Facebook features about 800-million users, yet there are nearly 4-times that many users of email. With numbers like that, you’re likely already using email marketing to reach your audience. If you’re not, look at that number again and get started immediately.

Shelly Kramer, of v3im.com, advises you to get the most out of your emails by combining them with your social networks. As the included infographic shows, you can improve your click through rate significantly simply by including social sharing in your emails. You can also build your audience for your online profile and, as your customers share your message through their own account, you get a larger audience for each message.

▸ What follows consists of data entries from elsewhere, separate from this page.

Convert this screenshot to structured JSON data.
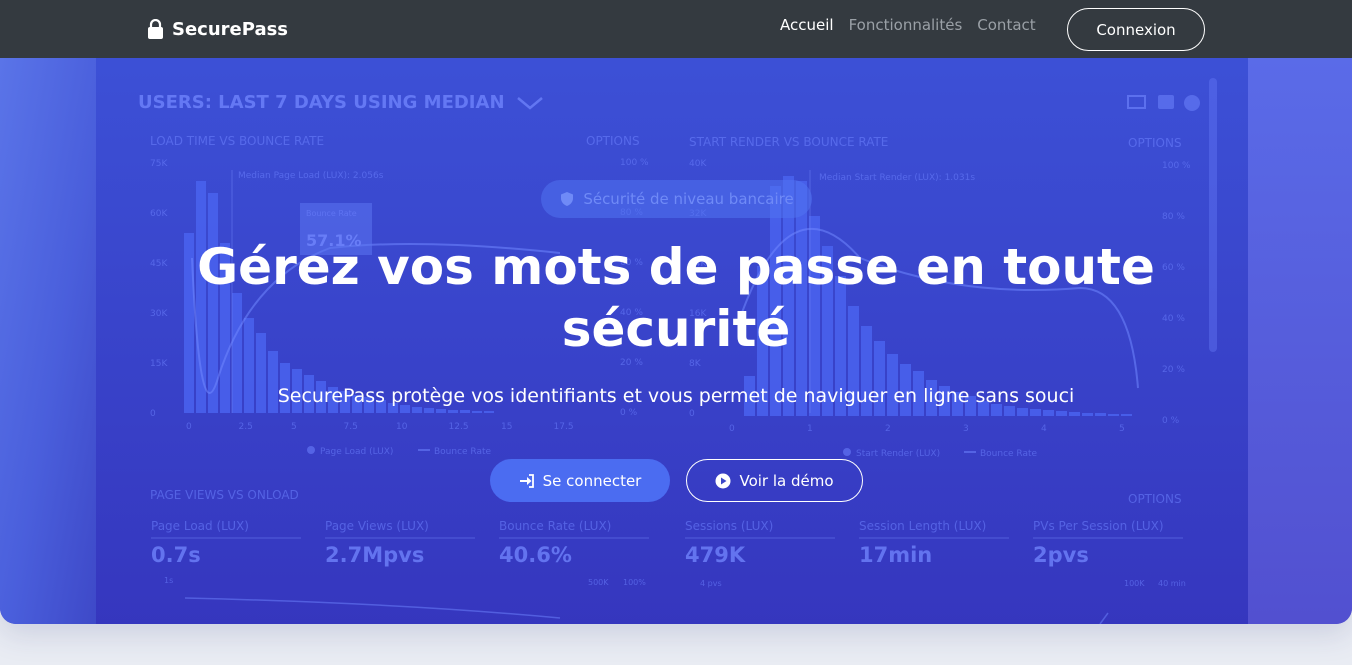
{
  "navbar": {
    "brand": "SecurePass",
    "links": [
      {
        "label": "Accueil",
        "active": true
      },
      {
        "label": "Fonctionnalités",
        "active": false
      },
      {
        "label": "Contact",
        "active": false
      }
    ],
    "login_button": "Connexion"
  },
  "hero": {
    "badge": "Sécurité de niveau bancaire",
    "title": "Gérez vos mots de passe en toute sécurité",
    "subtitle": "SecurePass protège vos identifiants et vous permet de naviguer en ligne sans souci",
    "primary_button": "Se connecter",
    "secondary_button": "Voir la démo",
    "primary_icon": "sign-in-icon",
    "secondary_icon": "play-circle-icon"
  },
  "background_dashboard": {
    "heading": "USERS: LAST 7 DAYS USING MEDIAN",
    "left_chart_title": "LOAD TIME VS BOUNCE RATE",
    "right_chart_title": "START RENDER VS BOUNCE RATE",
    "options_label": "OPTIONS",
    "left_annotation": "Median Page Load (LUX): 2.056s",
    "right_annotation": "Median Start Render (LUX): 1.031s",
    "tooltip_label": "Bounce Rate",
    "tooltip_value": "57.1%",
    "left_yaxis": [
      "75K",
      "60K",
      "45K",
      "30K",
      "15K",
      "0"
    ],
    "left_pct": [
      "100 %",
      "80 %",
      "60 %",
      "40 %",
      "20 %",
      "0 %"
    ],
    "left_xaxis": [
      "0",
      "2.5",
      "5",
      "7.5",
      "10",
      "12.5",
      "15",
      "17.5"
    ],
    "right_yaxis": [
      "40K",
      "32K",
      "24K",
      "16K",
      "8K",
      "0"
    ],
    "right_pct": [
      "100 %",
      "80 %",
      "60 %",
      "40 %",
      "20 %",
      "0 %"
    ],
    "right_xaxis": [
      "0",
      "1",
      "2",
      "3",
      "4",
      "5"
    ],
    "left_legend": [
      "Page Load (LUX)",
      "Bounce Rate"
    ],
    "right_legend": [
      "Start Render (LUX)",
      "Bounce Rate"
    ],
    "section2_title": "PAGE VIEWS VS ONLOAD",
    "metrics": [
      {
        "label": "Page Load (LUX)",
        "value": "0.7s"
      },
      {
        "label": "Page Views (LUX)",
        "value": "2.7Mpvs"
      },
      {
        "label": "Bounce Rate (LUX)",
        "value": "40.6%"
      },
      {
        "label": "Sessions (LUX)",
        "value": "479K"
      },
      {
        "label": "Session Length (LUX)",
        "value": "17min"
      },
      {
        "label": "PVs Per Session (LUX)",
        "value": "2pvs"
      }
    ],
    "small_labels": [
      "1s",
      "500K",
      "100%",
      "4 pvs",
      "100K",
      "40 min"
    ]
  },
  "colors": {
    "navbar_bg": "#343a40",
    "hero_primary": "#3f55d8",
    "button_primary": "#4b6cf1",
    "text_light": "#ffffff",
    "nav_muted": "#9aa0a6"
  }
}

You can also include a prominent ‘Subscribe’ button on your site so that you can do the most with each email. And be sure to research plug-ins that can add links to your social media profiles in your signature and include your latest blog post as well.

As with any message, the goal here is to be seen and heard by as many people as possible. These are a few easy ways to build a bigger audience.

“Social engineering” is a term for the hackers patrolling social media sites looking to steal your personal information. Think of the secruity questions sites like banks use in case you forget your password. Now think, are the answers to my security questions available to the public on Facebook or another social media profile?  More often than not, people allow their maiden name, pet’s name or birthday to be shared without ever considering the possible ramifications.

As Andrea Smith reports for Mashable, Trend Micro’s Titanium Internet Security 2013 is one anti-virus software that also protects you against hackers on social media.  Not only does it show you exactly what is being shared with the world on your account, but it also highlights suspicious links and advises you to avoid them.  You didn’t think all those ‘too good to be true’ deals and offers your friends were claiming were completely legitimate, did you?

There are also parental controls to keep children safe online.  No need to friend your kids, as if they’d let you.  Instead, it monitors posts for keywords to ensure that nothing fishy is happening on Junior’s account.

The included infograhpic includes the results of Trend Micro’s Annual Consumer Security survey and highlights the dangers of your social media activity.

While infographics are often a great way to attract attention, there are times when they are not the proper solution for a client. Here are six instances where infographics don’t provide a good return of investment for the client and shouldn’t be used.

  1. Sites with Questionable Links – All SEO experts know about the huge shift created by Google’s Penguin and Penguin algorithms. Owners of penalized sites will often ask if infographics can solve their problems. Infographics can assist in varying backlinks, but it can’t solve all of the issues. Before recommending an infographic, you need to know about the specific penalties.  Also, many sites with “grey links” haven’t been penalized. Infographics can cause these sites to be identified and then get hit by penalties. Investing money for an infographic (which can cost thousands of dollars if independent research and design is needed) is not a wise recommendation when a website may be already on the edge of penalties.
  2. Under-developed Sites – So, you have a brand new website. Wouldn’t an infographic be a great and easy way to advertise your site to the world? Probably not. They don’t just bring links. They also help place your brand in front of the proper audience. By publishing on an under-developed site, clients may get the impression that you are sloppy or lack experience. Also, like is commonly found in SEO, the ROI relies on how you leverage the assets you already have. Infographics may help leverage your Social Media status and RSS subscribers, but you’ll want to make sure that these are all up to date beforehand.
  3. Lack of Social Media Plan – A real social media plan is not just having a Facebook or Twitter. Infographics are designed to be viral and attract tons of social-media savvy people to your website. If your social media accounts aren’t updated or lack content, these visitors are unlikely to become an audience. Before you use an infographic you need to update your content frequently, court a number of followers and have a stategy for identifying members of your demographic.
  4. Lack of Mailing List – Using an infographic without a mailing list means missing out on a massive opportunity. Having 10,000 unique visitors sounds wonderful initially, but is not likely to provide a long term audience. However, having just 50 people sign up for your company’s mailing list is an essential part of converting visitors to leads.
  5. No Budget – While numerous places offer infographics for relatively cheap, they don’t allow you to rise above the clutter of the internet. According to Topsy, in 2012 17,000 tweets included the word “infographic”. That means a mediocre infographic will not capture the attention of the biggest markets. Making an infographic requires a skilled team and usually costs over $1,000. If you can’t afford that much, you’re more likely to see a return on your investment with link bait articles or guest postings.
  6. You Don’t Understand Infographs – Infographs are for good content but that content may not always be what you personally enjoy. It is aimed at your demographic and the online sources that focus on that market. Trying to squish a long detailed report may seem like a great idea, but it is unlikely to go viral. It may be visually appealing, but it won’t convert potential customers.

To see the original article by Danny Ashton:
When NOT to use an Infographic: 6 Examples

With millions of searches happening daily, it’s no secret that Google can impact your business in a positive way. Google plus is a fairly recent social media platform that focuses on interaction and sharing. Thanks to Unbounce, they have created a beyond helpful infographic that highlights the importance of harnessing this power of Google+ and the hugely beneficial aspects of this service.

Google Plus for Business [infographic]